EXTRACTED DATA:
----------------------------------------

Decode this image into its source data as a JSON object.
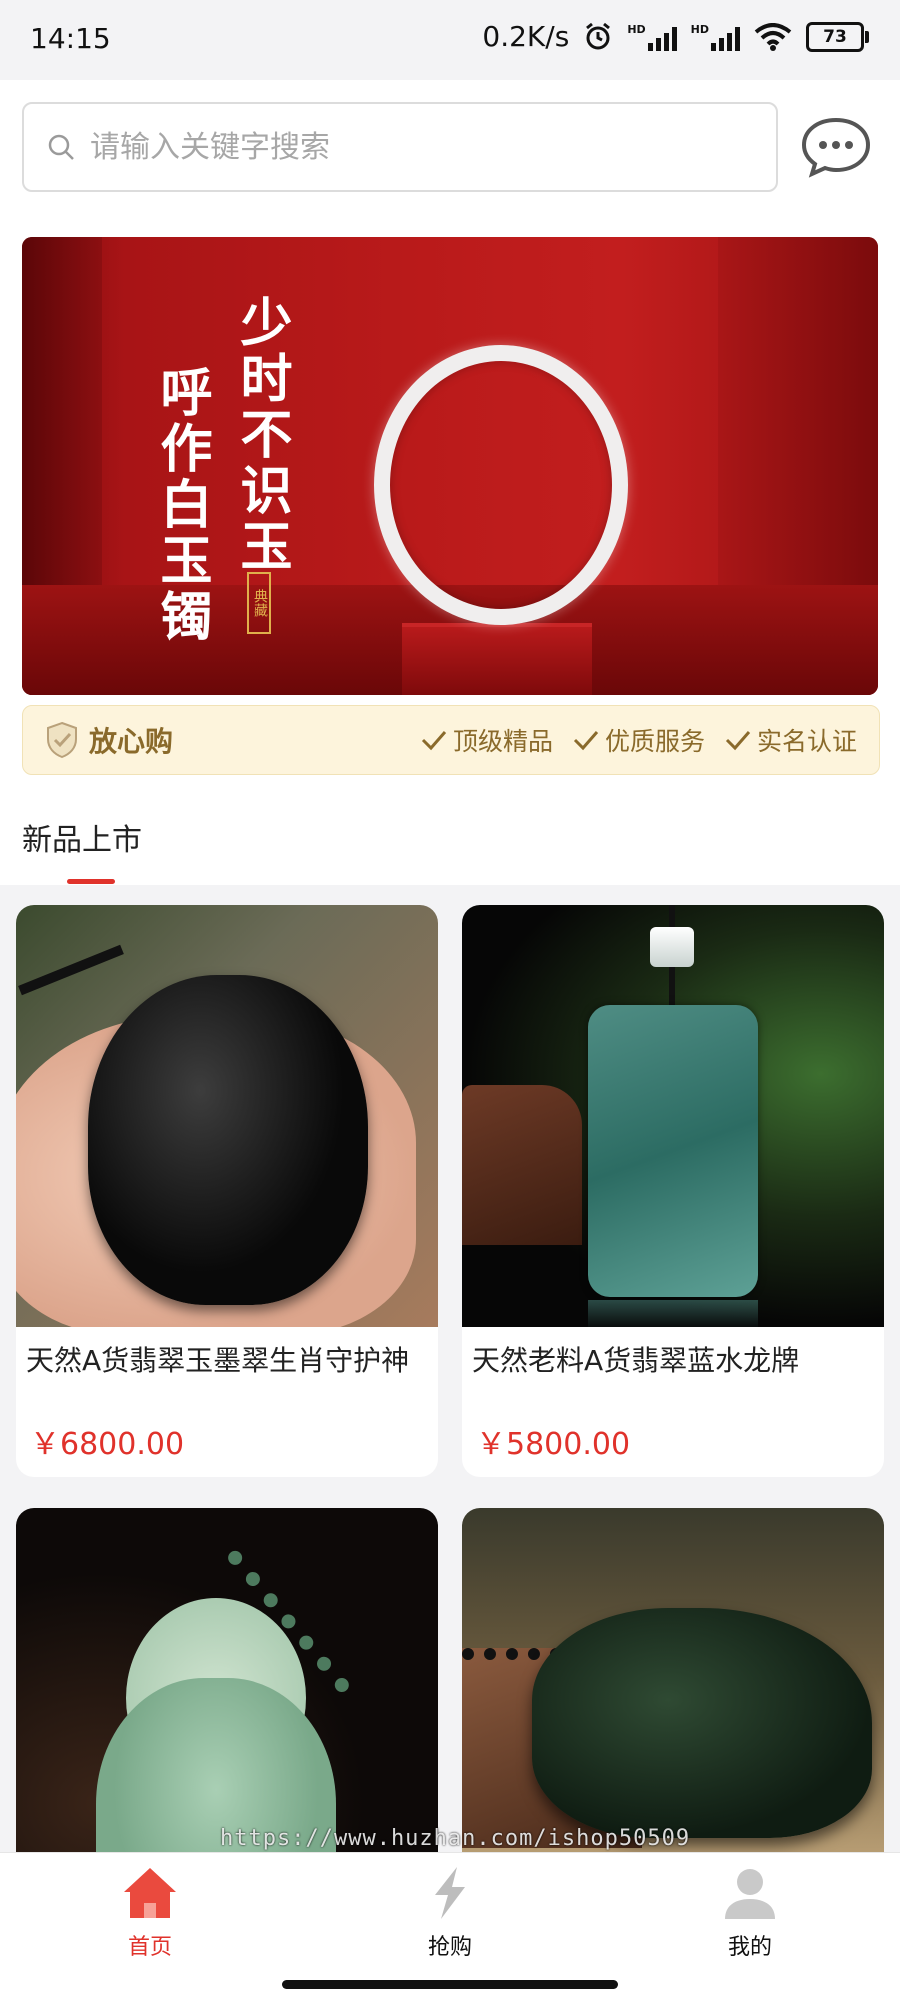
{
  "status_bar": {
    "time": "14:15",
    "net_speed": "0.2K/s",
    "signal_label_1": "HD",
    "signal_label_2": "HD",
    "battery": "73"
  },
  "search": {
    "placeholder": "请输入关键字搜索"
  },
  "banner": {
    "line1": "少时不识玉",
    "line2": "呼作白玉镯",
    "seal": "典藏"
  },
  "assurance": {
    "title": "放心购",
    "items": [
      "顶级精品",
      "优质服务",
      "实名认证"
    ]
  },
  "section": {
    "title": "新品上市"
  },
  "products": [
    {
      "name": "天然A货翡翠玉墨翠生肖守护神",
      "price": "￥6800.00"
    },
    {
      "name": "天然老料A货翡翠蓝水龙牌",
      "price": "￥5800.00"
    },
    {
      "name": "",
      "price": ""
    },
    {
      "name": "",
      "price": ""
    }
  ],
  "watermark": "https://www.huzhan.com/ishop50509",
  "tabbar": {
    "items": [
      {
        "label": "首页",
        "icon": "home-icon",
        "active": true
      },
      {
        "label": "抢购",
        "icon": "lightning-icon",
        "active": false
      },
      {
        "label": "我的",
        "icon": "user-icon",
        "active": false
      }
    ]
  },
  "colors": {
    "accent": "#e0322b",
    "gold_text": "#8a6a2b",
    "assurance_bg": "#fdf4dc"
  }
}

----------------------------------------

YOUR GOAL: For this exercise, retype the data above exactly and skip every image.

SOLUTION TO THE EXERCISE:
Decode this image into its source data as a JSON object.
{
  "status_bar": {
    "time": "14:15",
    "net_speed": "0.2K/s",
    "signal_label_1": "HD",
    "signal_label_2": "HD",
    "battery": "73"
  },
  "search": {
    "placeholder": "请输入关键字搜索"
  },
  "banner": {
    "line1": "少时不识玉",
    "line2": "呼作白玉镯",
    "seal": "典藏"
  },
  "assurance": {
    "title": "放心购",
    "items": [
      "顶级精品",
      "优质服务",
      "实名认证"
    ]
  },
  "section": {
    "title": "新品上市"
  },
  "products": [
    {
      "name": "天然A货翡翠玉墨翠生肖守护神",
      "price": "￥6800.00"
    },
    {
      "name": "天然老料A货翡翠蓝水龙牌",
      "price": "￥5800.00"
    },
    {
      "name": "",
      "price": ""
    },
    {
      "name": "",
      "price": ""
    }
  ],
  "watermark": "https://www.huzhan.com/ishop50509",
  "tabbar": {
    "items": [
      {
        "label": "首页",
        "icon": "home-icon",
        "active": true
      },
      {
        "label": "抢购",
        "icon": "lightning-icon",
        "active": false
      },
      {
        "label": "我的",
        "icon": "user-icon",
        "active": false
      }
    ]
  },
  "colors": {
    "accent": "#e0322b",
    "gold_text": "#8a6a2b",
    "assurance_bg": "#fdf4dc"
  }
}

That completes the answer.